'Admirably unsentimental and often very funny indeed.’
'A powerful ode to vulnerability'
There are dark spots and blanks in Peggy's memory now. Yet in paying tribute to the family, friends and performers who have inspired and kept her company over the years, she reflects on what is lost and equally celebrates the space left behind for new insight. Handing objects to audience members, calling out to Lois for help in the audience, and maintaining the constant presence of collaborators in projections and text, the performance lays bare the devices of care present in Peggy’s life, foregrounding the ways in which a solo performance is never really solo.
Using Green Screening Technology as a therapeutic technique for seeing radical alternate possibilities, Split Britches have created a performance framing Peggy’s newfound disabilities as possibilities for innovation.

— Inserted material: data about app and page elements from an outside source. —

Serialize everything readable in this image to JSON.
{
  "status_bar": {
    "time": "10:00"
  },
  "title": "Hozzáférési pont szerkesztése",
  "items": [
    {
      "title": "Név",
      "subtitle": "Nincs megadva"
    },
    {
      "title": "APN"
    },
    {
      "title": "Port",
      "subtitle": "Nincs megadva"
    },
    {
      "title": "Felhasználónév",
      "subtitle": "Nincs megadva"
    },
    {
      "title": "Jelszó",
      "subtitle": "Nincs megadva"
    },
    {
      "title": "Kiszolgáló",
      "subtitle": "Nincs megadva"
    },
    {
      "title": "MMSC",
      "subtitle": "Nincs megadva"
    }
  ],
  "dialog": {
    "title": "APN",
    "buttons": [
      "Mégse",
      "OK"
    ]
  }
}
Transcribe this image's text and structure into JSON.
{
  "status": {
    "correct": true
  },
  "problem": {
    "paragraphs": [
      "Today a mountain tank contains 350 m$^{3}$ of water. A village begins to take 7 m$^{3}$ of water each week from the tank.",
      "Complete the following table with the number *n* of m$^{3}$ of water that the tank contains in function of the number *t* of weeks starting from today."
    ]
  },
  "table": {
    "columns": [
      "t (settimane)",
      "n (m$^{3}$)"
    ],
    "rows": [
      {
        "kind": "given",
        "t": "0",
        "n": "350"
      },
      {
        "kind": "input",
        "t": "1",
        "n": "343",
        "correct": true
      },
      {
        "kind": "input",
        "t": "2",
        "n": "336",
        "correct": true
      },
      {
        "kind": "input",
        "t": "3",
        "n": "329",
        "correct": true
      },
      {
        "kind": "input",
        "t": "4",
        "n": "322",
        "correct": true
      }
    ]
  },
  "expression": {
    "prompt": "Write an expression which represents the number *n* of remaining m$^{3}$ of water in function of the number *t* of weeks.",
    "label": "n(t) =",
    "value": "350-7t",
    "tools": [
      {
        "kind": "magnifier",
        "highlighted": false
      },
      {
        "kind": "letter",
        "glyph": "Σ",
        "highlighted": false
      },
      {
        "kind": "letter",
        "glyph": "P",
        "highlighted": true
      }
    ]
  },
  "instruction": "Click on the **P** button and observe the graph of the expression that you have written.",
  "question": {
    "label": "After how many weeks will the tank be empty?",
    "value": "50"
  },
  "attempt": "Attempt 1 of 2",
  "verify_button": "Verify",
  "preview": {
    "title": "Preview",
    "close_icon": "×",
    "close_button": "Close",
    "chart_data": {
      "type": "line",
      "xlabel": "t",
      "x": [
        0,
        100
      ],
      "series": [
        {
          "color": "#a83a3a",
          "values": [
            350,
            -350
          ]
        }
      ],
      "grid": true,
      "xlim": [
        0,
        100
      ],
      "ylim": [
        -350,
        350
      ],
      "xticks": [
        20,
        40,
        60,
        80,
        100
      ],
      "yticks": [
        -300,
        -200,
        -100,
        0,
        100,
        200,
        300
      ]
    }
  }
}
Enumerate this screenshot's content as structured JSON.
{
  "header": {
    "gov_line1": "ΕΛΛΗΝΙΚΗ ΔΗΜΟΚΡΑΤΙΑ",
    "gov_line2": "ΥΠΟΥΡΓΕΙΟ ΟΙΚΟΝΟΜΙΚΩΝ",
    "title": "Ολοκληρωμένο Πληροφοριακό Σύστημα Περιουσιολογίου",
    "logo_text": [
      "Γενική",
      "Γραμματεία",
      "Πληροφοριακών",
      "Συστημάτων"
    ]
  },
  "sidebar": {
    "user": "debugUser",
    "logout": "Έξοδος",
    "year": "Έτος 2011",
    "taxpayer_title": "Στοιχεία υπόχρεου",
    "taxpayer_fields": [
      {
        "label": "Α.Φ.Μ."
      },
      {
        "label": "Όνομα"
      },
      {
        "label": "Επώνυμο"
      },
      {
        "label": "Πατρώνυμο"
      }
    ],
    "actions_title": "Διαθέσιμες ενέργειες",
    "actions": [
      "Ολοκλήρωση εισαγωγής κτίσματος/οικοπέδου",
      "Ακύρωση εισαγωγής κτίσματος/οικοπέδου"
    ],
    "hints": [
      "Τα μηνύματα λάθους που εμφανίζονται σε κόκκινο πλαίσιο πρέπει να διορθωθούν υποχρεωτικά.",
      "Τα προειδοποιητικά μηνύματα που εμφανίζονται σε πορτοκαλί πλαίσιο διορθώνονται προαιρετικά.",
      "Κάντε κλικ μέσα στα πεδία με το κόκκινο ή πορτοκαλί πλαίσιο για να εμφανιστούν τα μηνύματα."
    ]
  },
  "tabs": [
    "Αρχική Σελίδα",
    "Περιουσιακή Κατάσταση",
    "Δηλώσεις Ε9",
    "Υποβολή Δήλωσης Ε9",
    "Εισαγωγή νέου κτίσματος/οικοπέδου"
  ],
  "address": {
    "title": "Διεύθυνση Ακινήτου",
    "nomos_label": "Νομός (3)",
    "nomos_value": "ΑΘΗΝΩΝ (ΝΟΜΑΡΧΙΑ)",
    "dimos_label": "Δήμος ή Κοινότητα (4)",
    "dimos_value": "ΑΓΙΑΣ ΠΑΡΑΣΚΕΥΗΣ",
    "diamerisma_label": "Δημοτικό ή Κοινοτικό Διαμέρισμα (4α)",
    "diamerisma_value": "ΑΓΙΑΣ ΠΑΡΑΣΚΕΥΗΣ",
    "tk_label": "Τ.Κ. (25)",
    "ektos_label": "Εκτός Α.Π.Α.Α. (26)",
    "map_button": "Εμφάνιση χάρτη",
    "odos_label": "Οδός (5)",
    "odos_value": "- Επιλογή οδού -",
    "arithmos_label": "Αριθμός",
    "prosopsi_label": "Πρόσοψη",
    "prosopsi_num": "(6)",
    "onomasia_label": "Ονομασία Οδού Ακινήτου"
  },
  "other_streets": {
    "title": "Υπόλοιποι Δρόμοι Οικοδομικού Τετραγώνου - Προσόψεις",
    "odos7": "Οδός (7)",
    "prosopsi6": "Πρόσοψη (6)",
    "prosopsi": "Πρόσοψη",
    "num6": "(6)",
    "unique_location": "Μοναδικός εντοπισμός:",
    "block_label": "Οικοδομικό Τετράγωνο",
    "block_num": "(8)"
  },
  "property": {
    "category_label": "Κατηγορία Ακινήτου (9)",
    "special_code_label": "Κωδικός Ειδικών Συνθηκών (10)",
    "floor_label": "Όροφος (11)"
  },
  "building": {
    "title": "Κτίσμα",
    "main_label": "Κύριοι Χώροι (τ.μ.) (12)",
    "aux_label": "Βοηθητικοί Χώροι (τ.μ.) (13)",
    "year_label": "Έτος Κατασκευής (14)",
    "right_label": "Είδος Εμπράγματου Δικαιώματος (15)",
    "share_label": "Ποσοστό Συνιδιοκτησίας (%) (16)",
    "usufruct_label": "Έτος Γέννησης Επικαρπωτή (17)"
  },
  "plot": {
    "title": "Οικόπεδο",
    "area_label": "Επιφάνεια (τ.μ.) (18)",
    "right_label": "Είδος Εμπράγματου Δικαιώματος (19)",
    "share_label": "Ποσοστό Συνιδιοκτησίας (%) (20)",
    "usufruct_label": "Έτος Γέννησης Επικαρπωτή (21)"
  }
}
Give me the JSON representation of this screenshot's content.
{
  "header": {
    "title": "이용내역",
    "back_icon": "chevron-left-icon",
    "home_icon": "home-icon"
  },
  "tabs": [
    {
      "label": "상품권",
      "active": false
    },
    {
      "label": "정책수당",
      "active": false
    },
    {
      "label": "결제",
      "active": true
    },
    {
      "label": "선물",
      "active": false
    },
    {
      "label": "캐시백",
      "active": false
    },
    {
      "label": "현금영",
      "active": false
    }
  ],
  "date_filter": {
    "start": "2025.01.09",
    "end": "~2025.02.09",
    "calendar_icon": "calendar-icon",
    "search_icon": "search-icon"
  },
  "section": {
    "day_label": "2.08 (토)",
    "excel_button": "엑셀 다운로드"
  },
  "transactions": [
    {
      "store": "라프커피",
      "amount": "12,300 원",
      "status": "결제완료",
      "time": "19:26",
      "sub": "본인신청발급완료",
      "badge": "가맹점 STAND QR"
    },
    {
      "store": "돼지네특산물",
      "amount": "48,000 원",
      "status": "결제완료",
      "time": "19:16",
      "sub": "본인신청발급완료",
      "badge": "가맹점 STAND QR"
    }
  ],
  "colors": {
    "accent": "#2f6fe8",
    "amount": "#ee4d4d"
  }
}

The use of this technology as a mode of therapy for stroke survivors was discovered while on residency at the University of Tasmania with technologist Matt Delbridge, and has expanded the scope of the performance project. Research into the efficacy of avatars as a form of rehabilitation for stroke survivors is an ongoing project in partnership with Prof Pat Healey and Rosella Galindo Esparzo at the Department of Electronic Engineering and Computer Science, Queen Mary University of London. More information on this project can be found here.
RUFF was commissioned by PS122, NYC and OutNorth, Anchorage, Alaska. Winner of the PS122 Ethyl Eichelberger Commissioning Award (2011) and a Rockefeller MAP Grant (2011).
Technical Design Jo Palmer
Documentation Claire Nolan
Produced by Tracy Gentles & In Company Collective
Supported by Wellcome Trust, Arts Council England
Written by Peggy Shaw and Lois Weaver
Directed by Lois Weaver
Music and sound by Vivian Stoll
Set and media design by Matt Delbridge
Lighting and video photography by Lori E Seid
Movement consultant Stormy Brandenberger